In China, this day is called “双十一”, which when translated means “Double 11” but is commonly referred to as “Singles’ Day”. This holiday is very unique to China, but the closest thing America has to it would be a crossover between Black Friday and Cyber Monday. Single’s Day is the single biggest day for shopping in China, and the amount of commerce that occurs within the 24-hour time span of this single day is mind blowing.
The logic behind celebrating this holiday, as it was explained to me, is that on this day everyone who is not in a romantic relationship goes shopping to make themselves feel better by buying material goods. Though this is the stated purpose of the holiday, everyone participates in the holiday by either shopping online or going out to department stores and shops.

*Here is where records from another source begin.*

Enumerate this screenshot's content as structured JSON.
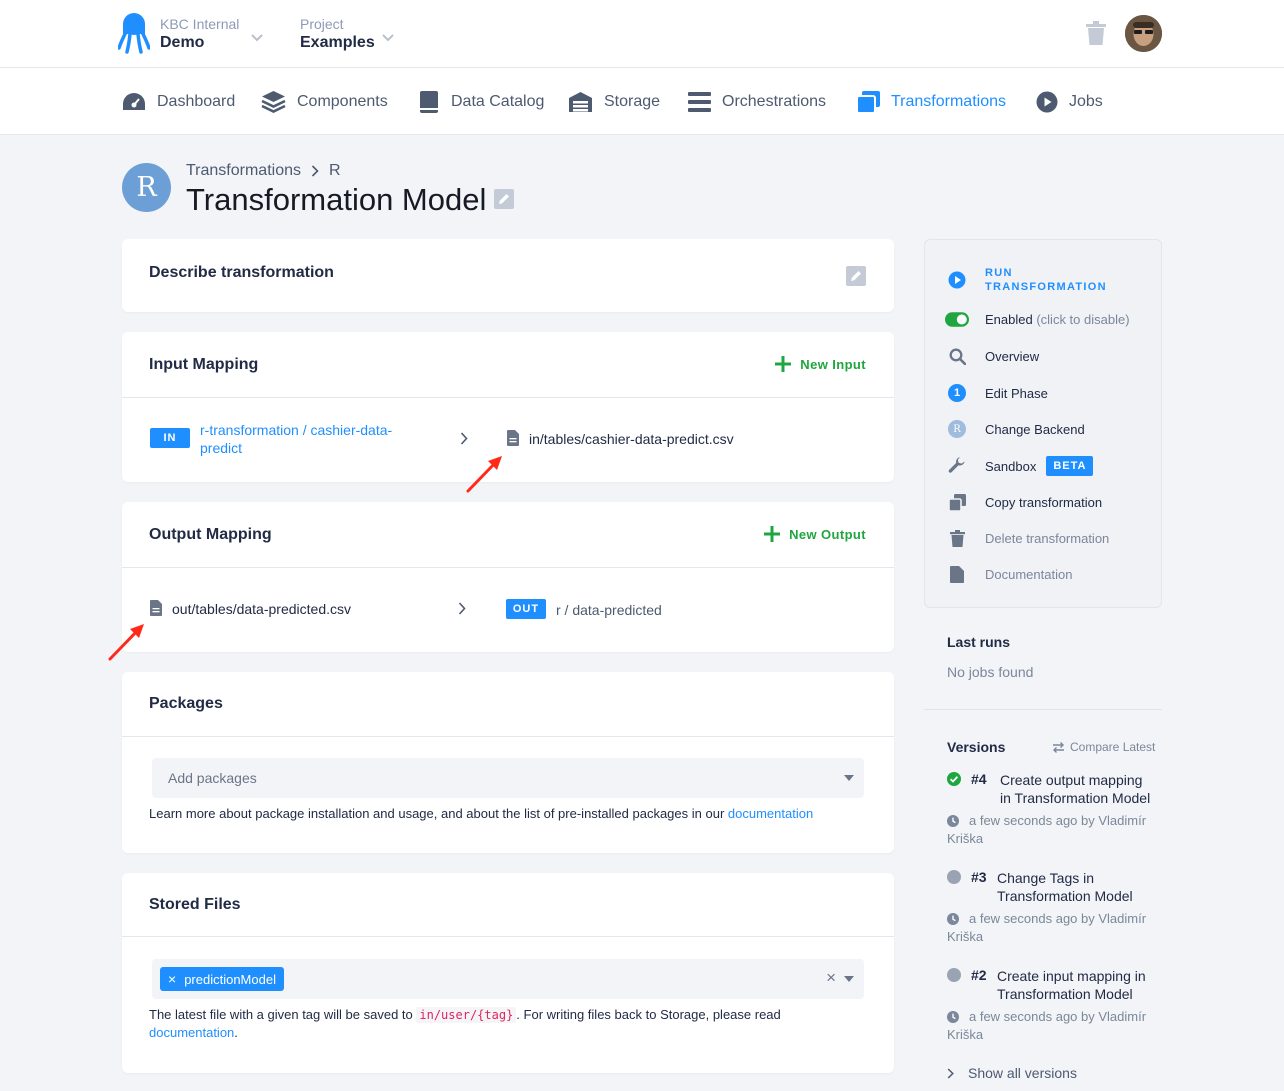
{
  "header": {
    "org_label": "KBC Internal",
    "org_name": "Demo",
    "project_label": "Project",
    "project_name": "Examples"
  },
  "nav": [
    {
      "label": "Dashboard",
      "icon": "dashboard-icon"
    },
    {
      "label": "Components",
      "icon": "layers-icon"
    },
    {
      "label": "Data Catalog",
      "icon": "book-icon"
    },
    {
      "label": "Storage",
      "icon": "warehouse-icon"
    },
    {
      "label": "Orchestrations",
      "icon": "bars-icon"
    },
    {
      "label": "Transformations",
      "icon": "window-icon",
      "active": true
    },
    {
      "label": "Jobs",
      "icon": "play-circle-icon"
    }
  ],
  "page": {
    "backend_letter": "R",
    "breadcrumb": [
      "Transformations",
      "R"
    ],
    "title": "Transformation Model"
  },
  "describe": {
    "title": "Describe transformation"
  },
  "input_mapping": {
    "title": "Input Mapping",
    "add_label": "New Input",
    "row": {
      "tag": "IN",
      "source_line1": "r-transformation / cashier-data-",
      "source_line2": "predict",
      "destination": "in/tables/cashier-data-predict.csv"
    }
  },
  "output_mapping": {
    "title": "Output Mapping",
    "add_label": "New Output",
    "row": {
      "source": "out/tables/data-predicted.csv",
      "tag": "OUT",
      "destination": "r / data-predicted"
    }
  },
  "packages": {
    "title": "Packages",
    "placeholder": "Add packages",
    "help_text": "Learn more about package installation and usage, and about the list of pre-installed packages in our ",
    "help_link": "documentation"
  },
  "stored_files": {
    "title": "Stored Files",
    "selected_tag": "predictionModel",
    "help_part1": "The latest file with a given tag will be saved to ",
    "help_code": "in/user/{tag}",
    "help_part2": ". For writing files back to Storage, please read",
    "help_link": "documentation",
    "help_end": "."
  },
  "sidebar": {
    "run_line1": "RUN",
    "run_line2": "TRANSFORMATION",
    "enabled_label": "Enabled",
    "enabled_hint": "(click to disable)",
    "enabled": true,
    "overview": "Overview",
    "edit_phase_number": "1",
    "edit_phase": "Edit Phase",
    "change_backend": "Change Backend",
    "sandbox": "Sandbox",
    "sandbox_badge": "BETA",
    "copy": "Copy transformation",
    "delete": "Delete transformation",
    "documentation": "Documentation"
  },
  "last_runs": {
    "title": "Last runs",
    "empty": "No jobs found"
  },
  "versions": {
    "title": "Versions",
    "compare_label": "Compare Latest",
    "items": [
      {
        "number": "#4",
        "line1": "Create output mapping",
        "line2": "in Transformation Model",
        "meta1": "a few seconds ago by Vladimír",
        "meta2": "Kriška",
        "status": "current",
        "color": "#20a640"
      },
      {
        "number": "#3",
        "line1": "Change Tags in",
        "line2": "Transformation Model",
        "meta1": "a few seconds ago by Vladimír",
        "meta2": "Kriška",
        "status": "old",
        "color": "#9aa3b2"
      },
      {
        "number": "#2",
        "line1": "Create input mapping in",
        "line2": "Transformation Model",
        "meta1": "a few seconds ago by Vladimír",
        "meta2": "Kriška",
        "status": "old",
        "color": "#9aa3b2"
      }
    ],
    "show_all": "Show all versions"
  },
  "colors": {
    "accent": "#1f8fff",
    "success": "#20a640",
    "annotation_arrow": "#ff2a1a"
  }
}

Almost every single commodity receives a discount on this day, meaning that no matter what store you go to you will save on goods you may or may not normally buy. Therefore, even if you choose not to actively participate in the holiday, you still experience the savings. Who can complain about that!
On Singles’ Day this year, there was an estimated $25.4 billion generated. This is a HUGE profit for one-single day, and only when put in perspective against other statistics can it be fully understood how massive of an earning this is in total, let alone for a single day. For example, the recorded GDP of Iceland in 2017 was about $24 billion. Though not by much, the revenue for Singles’ Day surpasses the economic output of an entire developed nation. For further comparison, in 2016 a combined $6.79 billion was generated on Black Friday and Cyber Monday. With these numbers in mind, it’s easier to grasp the economic impact of Singles Day.
The biggest difference in why this holiday has such a huge impact versus similar holidays across the world is because China’s consumer market is significantly larger than many other nations. If America can generate $6.79 billion over the course of two days with a consumer market of about 330 million people, it would make greater sense that China can make $25.4 billion in one day with a consumer market of 1.4 billion people.
I made sure to take full advantage of being in China for this holiday. I took it as an opportunity to buy the gifts I intended to get for my friends and family, but now I could pay less than I would have to if I bought these later. Now the problem is seeing if I can fit these new things in my suitcase to bring back home with me, but that’s a problem for later. Hopefully there will be more interesting holidays like 双十一that I will get to be a part of before I return home to America. Events like these really accentuate the cultural differences between here and America, but it’s given me a deep appreciation for the diversity of culture that exists beyond America’s borders. Though foreign, it is extremely interesting to learn about and eventually become a part of.